Exercise prompt: Each entry below must be repeated word for word.

Task inputs:
---

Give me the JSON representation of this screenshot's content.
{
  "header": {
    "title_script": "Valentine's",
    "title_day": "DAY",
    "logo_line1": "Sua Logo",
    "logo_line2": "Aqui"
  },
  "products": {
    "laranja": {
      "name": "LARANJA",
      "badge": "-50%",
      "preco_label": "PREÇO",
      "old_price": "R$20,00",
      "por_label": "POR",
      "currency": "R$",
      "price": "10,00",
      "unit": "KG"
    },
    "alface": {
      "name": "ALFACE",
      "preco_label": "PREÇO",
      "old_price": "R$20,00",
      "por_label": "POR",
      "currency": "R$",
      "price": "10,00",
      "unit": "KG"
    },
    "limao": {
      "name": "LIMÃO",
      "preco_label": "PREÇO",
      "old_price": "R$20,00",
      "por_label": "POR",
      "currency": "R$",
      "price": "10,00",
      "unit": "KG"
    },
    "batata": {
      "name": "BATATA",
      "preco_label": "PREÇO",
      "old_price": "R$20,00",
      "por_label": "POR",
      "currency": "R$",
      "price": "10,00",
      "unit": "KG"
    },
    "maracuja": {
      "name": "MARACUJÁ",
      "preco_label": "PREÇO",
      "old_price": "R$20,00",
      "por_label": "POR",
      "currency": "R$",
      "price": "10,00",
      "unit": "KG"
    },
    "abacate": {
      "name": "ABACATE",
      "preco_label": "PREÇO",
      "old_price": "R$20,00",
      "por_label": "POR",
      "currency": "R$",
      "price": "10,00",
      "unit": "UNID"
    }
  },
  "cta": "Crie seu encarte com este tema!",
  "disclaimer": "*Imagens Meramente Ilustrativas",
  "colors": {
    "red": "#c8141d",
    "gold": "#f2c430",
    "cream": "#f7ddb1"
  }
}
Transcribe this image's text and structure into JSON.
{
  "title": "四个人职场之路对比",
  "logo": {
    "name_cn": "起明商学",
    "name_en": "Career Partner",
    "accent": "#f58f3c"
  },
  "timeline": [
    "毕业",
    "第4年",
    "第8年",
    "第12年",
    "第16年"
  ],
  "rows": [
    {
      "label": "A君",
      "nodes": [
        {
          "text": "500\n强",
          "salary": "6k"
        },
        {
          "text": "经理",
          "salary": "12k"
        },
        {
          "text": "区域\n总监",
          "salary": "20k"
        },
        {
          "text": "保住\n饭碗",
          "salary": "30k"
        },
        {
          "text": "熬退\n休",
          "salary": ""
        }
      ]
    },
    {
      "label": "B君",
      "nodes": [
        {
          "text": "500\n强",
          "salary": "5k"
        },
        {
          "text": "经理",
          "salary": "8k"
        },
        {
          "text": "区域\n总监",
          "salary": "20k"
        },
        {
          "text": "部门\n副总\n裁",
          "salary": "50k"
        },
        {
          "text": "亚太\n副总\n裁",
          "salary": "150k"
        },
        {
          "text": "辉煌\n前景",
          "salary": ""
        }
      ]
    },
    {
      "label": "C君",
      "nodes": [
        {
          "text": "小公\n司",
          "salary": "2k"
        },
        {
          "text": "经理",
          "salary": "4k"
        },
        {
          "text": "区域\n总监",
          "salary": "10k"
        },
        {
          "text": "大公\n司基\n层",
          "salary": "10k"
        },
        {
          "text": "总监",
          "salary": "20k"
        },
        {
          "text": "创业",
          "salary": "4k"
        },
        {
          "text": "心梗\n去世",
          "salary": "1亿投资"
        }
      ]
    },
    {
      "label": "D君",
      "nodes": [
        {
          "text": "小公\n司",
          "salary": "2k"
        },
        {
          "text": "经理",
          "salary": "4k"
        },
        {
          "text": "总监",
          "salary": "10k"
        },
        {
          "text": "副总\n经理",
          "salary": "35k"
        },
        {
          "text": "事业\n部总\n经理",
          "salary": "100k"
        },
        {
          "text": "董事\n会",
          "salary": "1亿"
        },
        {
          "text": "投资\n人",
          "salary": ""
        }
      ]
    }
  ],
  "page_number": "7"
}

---

Answer to this exercise:
Give me the JSON representation of this screenshot's content.
{
  "header": {
    "title_script": "Valentine's",
    "title_day": "DAY",
    "logo_line1": "Sua Logo",
    "logo_line2": "Aqui"
  },
  "products": {
    "laranja": {
      "name": "LARANJA",
      "badge": "-50%",
      "preco_label": "PREÇO",
      "old_price": "R$20,00",
      "por_label": "POR",
      "currency": "R$",
      "price": "10,00",
      "unit": "KG"
    },
    "alface": {
      "name": "ALFACE",
      "preco_label": "PREÇO",
      "old_price": "R$20,00",
      "por_label": "POR",
      "currency": "R$",
      "price": "10,00",
      "unit": "KG"
    },
    "limao": {
      "name": "LIMÃO",
      "preco_label": "PREÇO",
      "old_price": "R$20,00",
      "por_label": "POR",
      "currency": "R$",
      "price": "10,00",
      "unit": "KG"
    },
    "batata": {
      "name": "BATATA",
      "preco_label": "PREÇO",
      "old_price": "R$20,00",
      "por_label": "POR",
      "currency": "R$",
      "price": "10,00",
      "unit": "KG"
    },
    "maracuja": {
      "name": "MARACUJÁ",
      "preco_label": "PREÇO",
      "old_price": "R$20,00",
      "por_label": "POR",
      "currency": "R$",
      "price": "10,00",
      "unit": "KG"
    },
    "abacate": {
      "name": "ABACATE",
      "preco_label": "PREÇO",
      "old_price": "R$20,00",
      "por_label": "POR",
      "currency": "R$",
      "price": "10,00",
      "unit": "UNID"
    }
  },
  "cta": "Crie seu encarte com este tema!",
  "disclaimer": "*Imagens Meramente Ilustrativas",
  "colors": {
    "red": "#c8141d",
    "gold": "#f2c430",
    "cream": "#f7ddb1"
  }
}
Transcribe this image's text and structure into JSON.
{
  "title": "四个人职场之路对比",
  "logo": {
    "name_cn": "起明商学",
    "name_en": "Career Partner",
    "accent": "#f58f3c"
  },
  "timeline": [
    "毕业",
    "第4年",
    "第8年",
    "第12年",
    "第16年"
  ],
  "rows": [
    {
      "label": "A君",
      "nodes": [
        {
          "text": "500\n强",
          "salary": "6k"
        },
        {
          "text": "经理",
          "salary": "12k"
        },
        {
          "text": "区域\n总监",
          "salary": "20k"
        },
        {
          "text": "保住\n饭碗",
          "salary": "30k"
        },
        {
          "text": "熬退\n休",
          "salary": ""
        }
      ]
    },
    {
      "label": "B君",
      "nodes": [
        {
          "text": "500\n强",
          "salary": "5k"
        },
        {
          "text": "经理",
          "salary": "8k"
        },
        {
          "text": "区域\n总监",
          "salary": "20k"
        },
        {
          "text": "部门\n副总\n裁",
          "salary": "50k"
        },
        {
          "text": "亚太\n副总\n裁",
          "salary": "150k"
        },
        {
          "text": "辉煌\n前景",
          "salary": ""
        }
      ]
    },
    {
      "label": "C君",
      "nodes": [
        {
          "text": "小公\n司",
          "salary": "2k"
        },
        {
          "text": "经理",
          "salary": "4k"
        },
        {
          "text": "区域\n总监",
          "salary": "10k"
        },
        {
          "text": "大公\n司基\n层",
          "salary": "10k"
        },
        {
          "text": "总监",
          "salary": "20k"
        },
        {
          "text": "创业",
          "salary": "4k"
        },
        {
          "text": "心梗\n去世",
          "salary": "1亿投资"
        }
      ]
    },
    {
      "label": "D君",
      "nodes": [
        {
          "text": "小公\n司",
          "salary": "2k"
        },
        {
          "text": "经理",
          "salary": "4k"
        },
        {
          "text": "总监",
          "salary": "10k"
        },
        {
          "text": "副总\n经理",
          "salary": "35k"
        },
        {
          "text": "事业\n部总\n经理",
          "salary": "100k"
        },
        {
          "text": "董事\n会",
          "salary": "1亿"
        },
        {
          "text": "投资\n人",
          "salary": ""
        }
      ]
    }
  ],
  "page_number": "7"
}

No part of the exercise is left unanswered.